What Blount Brought

Blount's game was built on power, but he had more finesse than many give him credit for. As linebackers and cornerbacks readied themselves to receive a blow, he could occasionally dance around them for additional yardage.

But in the end, it was his brute strength and size against defenses that softened during the second half of games that made him so valuable to the Patriots offense. He averaged 6.0 yards per carry in the fourth quarter, a full yard more than his yearly average.

Blount—despite his 250-pound frame—was a strong contributor on special teams as well, earning the top role as kickoff returner while averaging 29.1 yards per return.


How Patriots Will Replace Blount

Myriad options to replace Blount's production reside on the current Patriots roster, although nobody can truly duplicate his size or running style.

Stevan Ridley is the obvious first choice. He is a bruising runner between the tackles with just as much—if not more—ability than Blount to drag the pile and churn out extra yardage after contact. He is more decisive choosing a hole and rarely dances in the backfield.

FOXBORO, MA - JANUARY 11:  Stevan Ridley #22 of the New England Patriots celebrates with teammates Matthew Slater #18 and James Develin #46 after scoring a touchdown in the fourth quarter against the Indianapolis Colts during the AFC Divisional Playoff ga
Al Bello/Getty Images

Ridley's only problem is his well-documented fumbling issue. Belichick might commit to Ridley at the onset of 2014 season, but eight fumbles in two years puts the running back on a pretty short leash.
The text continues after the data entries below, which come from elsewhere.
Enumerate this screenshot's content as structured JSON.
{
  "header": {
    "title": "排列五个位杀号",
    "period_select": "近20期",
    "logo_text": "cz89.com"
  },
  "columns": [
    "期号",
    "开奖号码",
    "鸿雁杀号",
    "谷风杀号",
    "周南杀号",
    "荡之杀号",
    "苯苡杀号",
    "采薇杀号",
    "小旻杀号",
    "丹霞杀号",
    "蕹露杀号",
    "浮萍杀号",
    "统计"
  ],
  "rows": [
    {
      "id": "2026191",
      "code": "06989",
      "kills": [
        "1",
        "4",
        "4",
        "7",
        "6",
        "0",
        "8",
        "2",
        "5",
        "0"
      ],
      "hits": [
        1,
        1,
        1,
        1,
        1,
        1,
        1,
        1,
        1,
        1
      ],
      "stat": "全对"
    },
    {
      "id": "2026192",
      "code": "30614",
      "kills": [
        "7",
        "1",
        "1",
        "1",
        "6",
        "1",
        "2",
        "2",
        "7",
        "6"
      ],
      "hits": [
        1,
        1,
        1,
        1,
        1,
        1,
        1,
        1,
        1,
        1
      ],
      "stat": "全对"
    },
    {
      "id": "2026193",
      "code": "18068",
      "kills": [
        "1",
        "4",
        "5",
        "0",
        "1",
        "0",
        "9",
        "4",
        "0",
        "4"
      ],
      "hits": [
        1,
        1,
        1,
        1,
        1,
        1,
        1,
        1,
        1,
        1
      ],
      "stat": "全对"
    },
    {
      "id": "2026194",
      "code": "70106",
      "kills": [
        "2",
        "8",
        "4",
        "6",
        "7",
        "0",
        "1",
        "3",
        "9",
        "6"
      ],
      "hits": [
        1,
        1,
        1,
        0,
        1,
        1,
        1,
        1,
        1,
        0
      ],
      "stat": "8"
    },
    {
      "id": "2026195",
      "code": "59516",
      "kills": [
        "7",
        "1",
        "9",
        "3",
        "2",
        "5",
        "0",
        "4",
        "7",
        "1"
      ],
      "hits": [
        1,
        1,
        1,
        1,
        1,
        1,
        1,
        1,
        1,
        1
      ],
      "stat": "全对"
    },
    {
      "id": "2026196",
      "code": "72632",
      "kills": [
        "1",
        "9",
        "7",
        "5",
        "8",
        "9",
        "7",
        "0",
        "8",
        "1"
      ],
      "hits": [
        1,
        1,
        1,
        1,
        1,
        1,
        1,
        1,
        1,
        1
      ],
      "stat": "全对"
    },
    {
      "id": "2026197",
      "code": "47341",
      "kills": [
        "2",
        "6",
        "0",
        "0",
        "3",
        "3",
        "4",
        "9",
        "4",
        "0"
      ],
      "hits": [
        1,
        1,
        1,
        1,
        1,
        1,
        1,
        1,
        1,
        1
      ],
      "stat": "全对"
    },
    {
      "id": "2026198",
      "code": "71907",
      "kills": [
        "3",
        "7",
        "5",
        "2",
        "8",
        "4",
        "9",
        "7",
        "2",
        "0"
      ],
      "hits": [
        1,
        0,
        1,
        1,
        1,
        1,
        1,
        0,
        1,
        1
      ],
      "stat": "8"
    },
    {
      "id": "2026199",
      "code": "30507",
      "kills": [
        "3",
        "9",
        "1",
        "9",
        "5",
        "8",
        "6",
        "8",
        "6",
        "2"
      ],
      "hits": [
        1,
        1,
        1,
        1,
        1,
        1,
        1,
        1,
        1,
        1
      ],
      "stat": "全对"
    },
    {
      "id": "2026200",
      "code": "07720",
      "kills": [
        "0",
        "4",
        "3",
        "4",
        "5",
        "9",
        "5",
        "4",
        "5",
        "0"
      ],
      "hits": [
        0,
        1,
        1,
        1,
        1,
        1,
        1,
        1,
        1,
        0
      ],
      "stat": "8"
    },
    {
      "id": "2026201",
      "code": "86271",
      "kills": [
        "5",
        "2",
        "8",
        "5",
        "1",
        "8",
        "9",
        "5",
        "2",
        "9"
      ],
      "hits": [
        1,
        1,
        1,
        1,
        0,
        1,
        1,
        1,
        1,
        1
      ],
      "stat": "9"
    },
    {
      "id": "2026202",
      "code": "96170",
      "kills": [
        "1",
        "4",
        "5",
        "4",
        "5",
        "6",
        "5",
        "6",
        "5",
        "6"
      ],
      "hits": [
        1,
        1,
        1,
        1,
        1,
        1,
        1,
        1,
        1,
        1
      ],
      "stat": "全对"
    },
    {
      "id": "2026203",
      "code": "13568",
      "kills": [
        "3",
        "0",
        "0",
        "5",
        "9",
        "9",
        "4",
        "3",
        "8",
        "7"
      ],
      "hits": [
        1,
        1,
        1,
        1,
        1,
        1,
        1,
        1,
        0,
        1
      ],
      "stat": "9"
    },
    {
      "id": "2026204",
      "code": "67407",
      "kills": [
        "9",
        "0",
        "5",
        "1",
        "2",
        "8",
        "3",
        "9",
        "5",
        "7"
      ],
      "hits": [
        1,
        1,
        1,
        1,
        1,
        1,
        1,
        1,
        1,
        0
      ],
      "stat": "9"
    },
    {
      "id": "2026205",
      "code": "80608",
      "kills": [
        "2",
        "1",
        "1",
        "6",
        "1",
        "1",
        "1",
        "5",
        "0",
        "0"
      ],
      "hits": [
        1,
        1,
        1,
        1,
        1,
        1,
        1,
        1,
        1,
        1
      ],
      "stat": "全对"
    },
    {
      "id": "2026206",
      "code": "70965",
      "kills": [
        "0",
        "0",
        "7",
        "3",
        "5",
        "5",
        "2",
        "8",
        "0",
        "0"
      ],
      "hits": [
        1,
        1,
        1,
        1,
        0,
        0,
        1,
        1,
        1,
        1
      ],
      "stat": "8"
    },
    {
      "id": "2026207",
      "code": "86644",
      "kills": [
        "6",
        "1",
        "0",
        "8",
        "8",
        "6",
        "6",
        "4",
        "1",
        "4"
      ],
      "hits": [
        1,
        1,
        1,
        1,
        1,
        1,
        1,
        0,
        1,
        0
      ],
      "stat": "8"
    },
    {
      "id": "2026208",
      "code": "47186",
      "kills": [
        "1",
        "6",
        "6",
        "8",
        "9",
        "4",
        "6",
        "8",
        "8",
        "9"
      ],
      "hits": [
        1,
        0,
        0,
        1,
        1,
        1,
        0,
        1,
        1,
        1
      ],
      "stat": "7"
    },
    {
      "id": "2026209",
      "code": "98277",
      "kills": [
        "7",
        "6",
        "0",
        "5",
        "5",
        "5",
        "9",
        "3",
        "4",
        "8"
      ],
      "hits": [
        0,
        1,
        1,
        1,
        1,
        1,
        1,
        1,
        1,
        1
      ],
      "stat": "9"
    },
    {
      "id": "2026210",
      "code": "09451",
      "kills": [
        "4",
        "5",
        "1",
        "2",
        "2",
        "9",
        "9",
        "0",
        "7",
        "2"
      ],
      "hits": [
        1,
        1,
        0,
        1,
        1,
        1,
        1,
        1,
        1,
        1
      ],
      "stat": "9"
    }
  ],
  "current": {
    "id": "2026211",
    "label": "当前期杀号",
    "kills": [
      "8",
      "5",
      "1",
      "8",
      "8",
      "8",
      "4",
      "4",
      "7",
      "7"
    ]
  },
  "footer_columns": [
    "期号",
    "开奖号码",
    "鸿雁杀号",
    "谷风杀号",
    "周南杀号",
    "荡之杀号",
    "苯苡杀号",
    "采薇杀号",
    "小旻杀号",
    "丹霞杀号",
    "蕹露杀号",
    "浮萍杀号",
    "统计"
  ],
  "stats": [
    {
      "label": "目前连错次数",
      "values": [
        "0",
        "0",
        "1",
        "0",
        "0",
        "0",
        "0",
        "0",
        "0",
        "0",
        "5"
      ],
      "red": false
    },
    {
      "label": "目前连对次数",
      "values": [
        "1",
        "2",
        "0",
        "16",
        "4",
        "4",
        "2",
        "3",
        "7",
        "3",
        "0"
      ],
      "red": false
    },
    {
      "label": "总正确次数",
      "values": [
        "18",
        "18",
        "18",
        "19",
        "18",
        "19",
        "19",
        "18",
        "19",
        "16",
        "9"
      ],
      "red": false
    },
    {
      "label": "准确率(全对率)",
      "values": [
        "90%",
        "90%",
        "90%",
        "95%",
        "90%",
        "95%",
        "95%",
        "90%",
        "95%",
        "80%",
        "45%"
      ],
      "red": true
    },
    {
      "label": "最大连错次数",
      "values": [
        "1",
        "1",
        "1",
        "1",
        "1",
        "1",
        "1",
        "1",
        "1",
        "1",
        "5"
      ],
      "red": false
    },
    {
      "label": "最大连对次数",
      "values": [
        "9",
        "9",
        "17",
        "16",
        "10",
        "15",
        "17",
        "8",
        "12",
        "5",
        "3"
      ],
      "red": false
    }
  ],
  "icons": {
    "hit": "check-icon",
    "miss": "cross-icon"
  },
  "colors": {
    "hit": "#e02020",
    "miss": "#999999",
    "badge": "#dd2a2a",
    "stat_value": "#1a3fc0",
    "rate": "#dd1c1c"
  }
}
Shane Vereen and rookie James White also figure to receive some extra reps now that Blount has moved on to play for Pittsburgh. Their smaller frames don't make them prototypical inside runners, but their elusiveness and decisiveness make them real options as receivers or change-of-pace backs.

They also can both excel in the passing game, an area in which Blount didn't really excel. Whereas Blount caught only two of five balls thrown his way in 2014, Vereen himself caught 47 passes in just eight games. 

In short-yardage situations, Brandon Bolden and James Develin figure to compete with Ridley for playing time. Each can contribute in the passing game as a receiver or blocker if need be.

Experienced kick returners will be harder to find. Julian Edelman, Danny Amendola and Devin McCourty all can play the role, but their importance to the team is too great to risk on kickoffs.

Second-year receiver Josh Boyce figures to have the job if he can hold it. He averaged 23.8 yards on nine returns in 2013, with a long of 41 yards. Rookies Jeremy Gallon and Roy Finch will give him competition in training camp.